Thus, the homes abandoned in order to facilitate Israel’s destruction were legally rendered the property of the State of Israel. This jibes with Israel’s refusal, with the world’s understanding, to accept Arab Palestinian “refugees:” Israel need not allow people to return to their homes so that they might finish off, from within, the destruction of Israel that they sought to accomplish in 1948.
On the other hand, a second law, the Legal and Administrative Matters Law of 1970, negated a similar transfer of absentee Jewish-owned properties to their present Arab occupiers. Rather, such properties left behind in Arab-populated areas in Israel may be reclaimed by the Jewish owners.
As intimated above, the fairness of this seeming discrimination is made patently clear when viewed from a historical vantage point of war and peace. The Jewish owners were truly thrown out of their homes, the war made it impossible for them to remain, and the Arabs who took over their property did so with warlike intentions of conquest.

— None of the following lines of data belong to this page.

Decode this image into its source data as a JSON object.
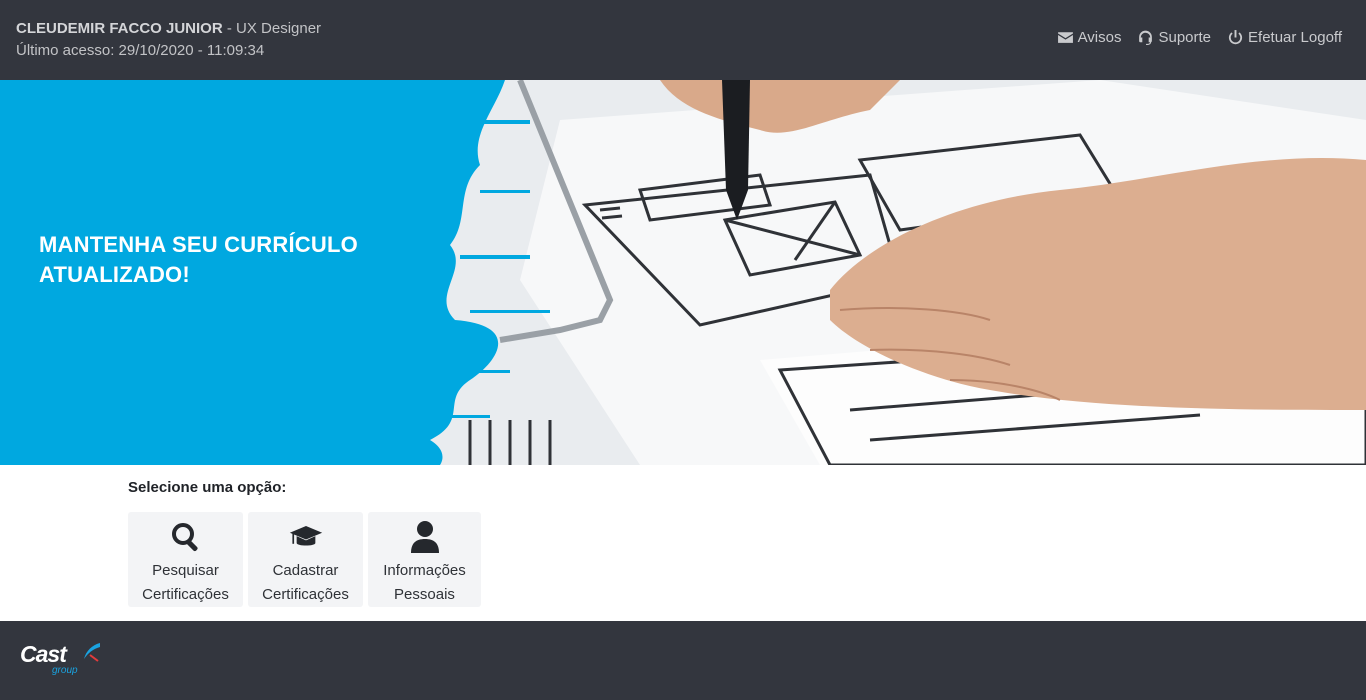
{
  "header": {
    "user_name": "CLEUDEMIR FACCO JUNIOR",
    "user_role": " - UX Designer",
    "last_access": "Último acesso: 29/10/2020 - 11:09:34",
    "nav": {
      "notices_label": "Avisos",
      "notices_icon": "envelope-icon",
      "support_label": "Suporte",
      "support_icon": "headset-icon",
      "logoff_label": "Efetuar Logoff",
      "logoff_icon": "power-icon"
    }
  },
  "hero": {
    "title": "MANTENHA SEU CURRÍCULO ATUALIZADO!",
    "accent_color": "#00a8e0"
  },
  "options": {
    "heading": "Selecione uma opção:",
    "tiles": [
      {
        "line1": "Pesquisar",
        "line2": "Certificações",
        "icon": "search-icon"
      },
      {
        "line1": "Cadastrar",
        "line2": "Certificações",
        "icon": "graduation-cap-icon"
      },
      {
        "line1": "Informações",
        "line2": "Pessoais",
        "icon": "user-icon"
      }
    ]
  },
  "footer": {
    "logo_main": "Cast",
    "logo_sub": "group"
  },
  "colors": {
    "bar_background": "#33363e",
    "tile_background": "#f3f4f6"
  }
}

On the other hand, the Arabs who left their homes had no reason to leave. In many cases the Jewish leaders even encouraged them to remain. For instance, the Jewish Haifa Workers’ Council appealed to the Arabs of Haifa, “… do not bring upon yourself tragedy by unnecessary evacuations and self-imposed burdens…” The Arab-sponsored Institute for Palestine Studies in Beirut found that 68% of the Arab refugees in 1948 left without seeing an Israeli soldier. Rather, “the removal of the Arab inhabitants … was voluntary and was carried out at our request,” stated the Arab National Committee of Haifa – as part of the pan-Arab master plan to destroy Israel.
[Note that in many cases Israel bent over backwards towards the Arabs, such as in not demanding the return of the Jewish-owned area of the Dehaishe refugee camp near Bethlehem, paying out 10 million NIS in compensation to previous Arab owners, allowing the Arabs of Lod and Ramle to return, and more.]
Thus, to return the story back down to the nitty-gritty of current events, it is perfectly logical, historically justified, and legal according to several Israeli court rulings, for the Jewish owners of these properties to demand either the payment of rent or the evacuation of the property. Though in many cases the Jews allowed the Arab tenants the first option, they are also well within their civil and national rights to demand the second.
The radical left-wing Ir Amim organization self-righteously blames Israeli law for both “legaliz[ing] expropriation of Palestinian property in East Jerusalem” and also “allow[ing] Jews to claim their property from before 1948, in clear discrimination due to nationality-ethnicity.” As explained, the discrimination is actually based only on the motives of those who left: The party that left in order to destroy the other need not morally be allowed to return, while the party that was forced to leave is certainly entitled to reclaim its property.
“The consequences of that discrimination,” Ir Amim continues, “are evident in neighborhoods such as Silwan and Sheikh Jarrah, where Palestinian families, some of which are refugees from 1948, are being evicted from their homes…” Behind these words lie the assumption that these are unwilling “refugees, when in fact, as we have seen, this is not the case in many if not most cases. Remember this the next time the words “evicted from their homes… Silwan and Sheikh Jarrah” appear in your news feeds.